Justice

Another Reason the GOP Should Rethink Its Stance on Marijuana

If GOP hopefuls want to reach young people in 2016, they should rethink their stance on marijuana. As we've noted before, contenders on both sides tend to be skeptical of or against legalization, but many young Republicans are actually in favor of it. A new survey from the Pew Research Center reveals that 63 percent of conservative Millennials support the legalization of pot. Though left-leaning Millennials showed more enthusiasm at a 77 percent approval rating, the results indicate that Republican candidates may need to reevaluate their positions to attract the young demographic, which is well on its way to eclipsing the Baby Boomers in size.

As more states begin to legalize marijuana, politicians will have a harder time justifying their opposition. We already know it's far less harmful than alcohol and a host of other recreational drugs. Neuroscientists at the University of Buffalo Institute on Addictions are even claiming that it could have a positive impact on mental health by reducing the effects of depression. 

“Chronic stress is one of the major causes of depression,” Dr. Samir Haj-Dahmane, one of the study's senior researchers, said in a press release. “Using compounds derived from cannabis — marijuana — to restore normal endocannabinoid function could potentially help stabilize moods and ease depression.” 

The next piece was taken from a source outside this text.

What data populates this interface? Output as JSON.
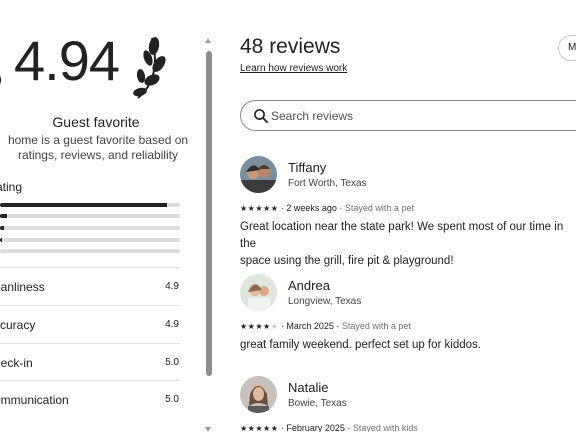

Overall, it's not just the young folks who want weed to be legalized. Pew research from 2014 shows that more than half of the country supports legalization, with just 45 percent of those surveyed stating it should be illegal. In the latest Pew survey about marijuana legalization, 47 percent of conservative Gen Xers and 38 percent of GOP Baby Boomers voiced support for weed legalization.

Some individuals speaking out against marijuana legalization happen to former users as well. Kentucky Sen. Rand Paul (R) recently condemned the hypocrisy of politicians who admit to dabbling in marijuana in the past and refuse to support legalization now. Talking about possible 2016 rival Jeb Bush, Paul told The Hill, "[Bush] was even opposed to medical marijuana. This is a guy who now admits he smoked marijuana, but he wants to put people in jail who do. I think that’s the real hypocrisy, is that people on our side, which include a lot of people who made mistakes growing up, admit their mistakes but now still want to put people in jail for that." 

Paul added that Bush could have faced lifelong political consequences for smoking weed had he been penalized during his boarding school days. 

"Had he been caught at Andover, he’d have never been governor, he’d probably never have a chance to run for the presidency." Though Bush graduated from Phillips Academy in 1971, his peers weren't exactly huge fans of his reckless behavior. "I remember him smoking a lot of dope," a classmate told Vanity Fair in 2001.

Though Paul wouldn't confirm whether he'd personally ever smoked pot, he doesn't appear to think it's a life-ruiner. Texas Sen. Ted Cruz (R), however, seems to regret his adolescent experiences with the drug, however mild they may have been at the time. The presidential hopeful's spokesperson told the Daily Mail last month, "When he was a teenager, he foolishly experimented with marijuana. It was a mistake, and he's never tried it since." Even though Cruz does not support the legalization of marijuana, he does support a state's right to choose how to approach the matter. At this year's Conservative Political Action Conference (CPAC), Cruz said of Colorado's decision to legalize marijuana, "Look, I actually think this is a great embodiment of what Supreme Court Justice Louis Brandeis called 'the laboratories of democracy.' If the citizens of Colorado decide they want to go down that road, that’s their prerogative. I personally don’t agree with it, but that’s their right."

Cruz and Paul are lenient compared to Republican hopefuls like New Jersey Gov. Chris Christie, Florida Sen. Marco Rubio, and Former Texas Gov. Rick Perry, all of whom oppose marijuana legalization. It's not too early to get serious about their presidential campaigns though, and if conservatives want to win this time around, they ought to pay attention to what young voters are saying on the issue.